However… I have to confess that I’ve been using cheap (and I mean dirt cheap) eBay 3.5mm audio cables for some time now as primary CT leads. I have a ton of cheap ($2) HWCT-004 solid core CTs installed with anywhere from 1M to 2M leads that are cheap audio cables. They work great. Typically, about 18" of the cable is running down the inside of the electrical panel alongside all of the branch circuit wiring. If there is significant noise, I don’t see it. The accuracy of these cheap solid core CTs blows away the split core units.
So there’s theory and practice. I wouldn’t use a bunch of 3M headphone extensions to place a CT in the next room from the monitor, if nothing else, CT leads originating in a US electric panel are not supposed to be exposed. But I wouldn’t necessarily go through heroics to make an audio quality connection either. Point is, try it and see what happens in your case.

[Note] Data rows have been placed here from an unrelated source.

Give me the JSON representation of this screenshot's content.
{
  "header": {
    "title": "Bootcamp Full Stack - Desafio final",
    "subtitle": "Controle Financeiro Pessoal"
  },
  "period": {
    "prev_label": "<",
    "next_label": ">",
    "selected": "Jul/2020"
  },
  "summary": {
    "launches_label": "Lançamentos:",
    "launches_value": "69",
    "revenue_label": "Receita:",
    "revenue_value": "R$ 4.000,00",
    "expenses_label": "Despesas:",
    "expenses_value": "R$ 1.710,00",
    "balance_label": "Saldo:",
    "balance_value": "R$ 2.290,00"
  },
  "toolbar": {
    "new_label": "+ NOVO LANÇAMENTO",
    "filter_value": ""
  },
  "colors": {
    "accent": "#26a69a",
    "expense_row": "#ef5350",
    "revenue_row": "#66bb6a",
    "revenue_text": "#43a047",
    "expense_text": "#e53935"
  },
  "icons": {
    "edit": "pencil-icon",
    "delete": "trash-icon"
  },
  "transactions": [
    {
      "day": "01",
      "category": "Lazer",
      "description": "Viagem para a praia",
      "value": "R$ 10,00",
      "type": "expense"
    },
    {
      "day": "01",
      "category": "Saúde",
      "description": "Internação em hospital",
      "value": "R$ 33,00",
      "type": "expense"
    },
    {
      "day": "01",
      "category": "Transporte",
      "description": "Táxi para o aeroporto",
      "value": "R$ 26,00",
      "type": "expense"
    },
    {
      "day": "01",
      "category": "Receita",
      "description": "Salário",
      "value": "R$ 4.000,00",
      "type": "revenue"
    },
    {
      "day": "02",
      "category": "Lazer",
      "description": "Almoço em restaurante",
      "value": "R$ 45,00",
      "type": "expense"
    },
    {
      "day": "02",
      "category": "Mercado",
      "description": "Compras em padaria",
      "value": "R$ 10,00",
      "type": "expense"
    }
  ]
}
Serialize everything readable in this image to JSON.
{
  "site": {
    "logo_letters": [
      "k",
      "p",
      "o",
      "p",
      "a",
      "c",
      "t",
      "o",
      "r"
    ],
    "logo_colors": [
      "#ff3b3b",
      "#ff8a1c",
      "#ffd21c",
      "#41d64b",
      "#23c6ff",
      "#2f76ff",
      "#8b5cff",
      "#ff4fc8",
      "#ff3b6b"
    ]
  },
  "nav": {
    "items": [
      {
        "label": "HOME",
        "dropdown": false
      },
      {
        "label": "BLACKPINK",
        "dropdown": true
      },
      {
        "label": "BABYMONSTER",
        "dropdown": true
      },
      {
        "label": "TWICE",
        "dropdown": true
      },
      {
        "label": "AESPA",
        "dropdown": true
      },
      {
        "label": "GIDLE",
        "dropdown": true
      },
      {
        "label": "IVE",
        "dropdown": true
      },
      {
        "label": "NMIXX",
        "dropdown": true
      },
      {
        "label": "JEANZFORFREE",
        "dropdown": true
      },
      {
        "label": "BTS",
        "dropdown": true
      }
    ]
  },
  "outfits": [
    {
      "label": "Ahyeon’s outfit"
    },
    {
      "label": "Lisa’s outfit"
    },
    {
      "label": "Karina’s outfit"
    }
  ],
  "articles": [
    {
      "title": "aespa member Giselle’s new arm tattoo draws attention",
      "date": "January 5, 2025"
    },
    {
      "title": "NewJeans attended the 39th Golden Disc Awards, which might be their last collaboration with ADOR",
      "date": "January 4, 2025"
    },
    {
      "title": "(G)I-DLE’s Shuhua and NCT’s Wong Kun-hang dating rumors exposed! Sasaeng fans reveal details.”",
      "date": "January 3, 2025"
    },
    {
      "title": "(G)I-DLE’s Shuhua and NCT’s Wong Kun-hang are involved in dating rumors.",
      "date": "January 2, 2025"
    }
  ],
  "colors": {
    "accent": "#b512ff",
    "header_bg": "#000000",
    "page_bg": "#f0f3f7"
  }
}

Final point. I read the article that was referenced, and it seems to say that when extending, it doesn’t matter if it’s a voltage or current type CT. That is to say it doesn’t matter if the burden resistor is in the CT or in the measurement device. I haven’t experimented with this, but taking a lesson from measurement standards like 4-20ma output , it seems to me that the current type stands a better chance of negating any resistance in the connecting cord as the CT will (as stated in the article) push the rated current against any reasonable resistance. So the burden in the device will see the rated current, regardless of the resistance of the connection leads. On the other hand, in theory, the voltage produced in the voltage type CT is subject to loss from resistance in the connection leads. The current should be low enough to make those losses negligible for short runs, but when you start talking about longer runs…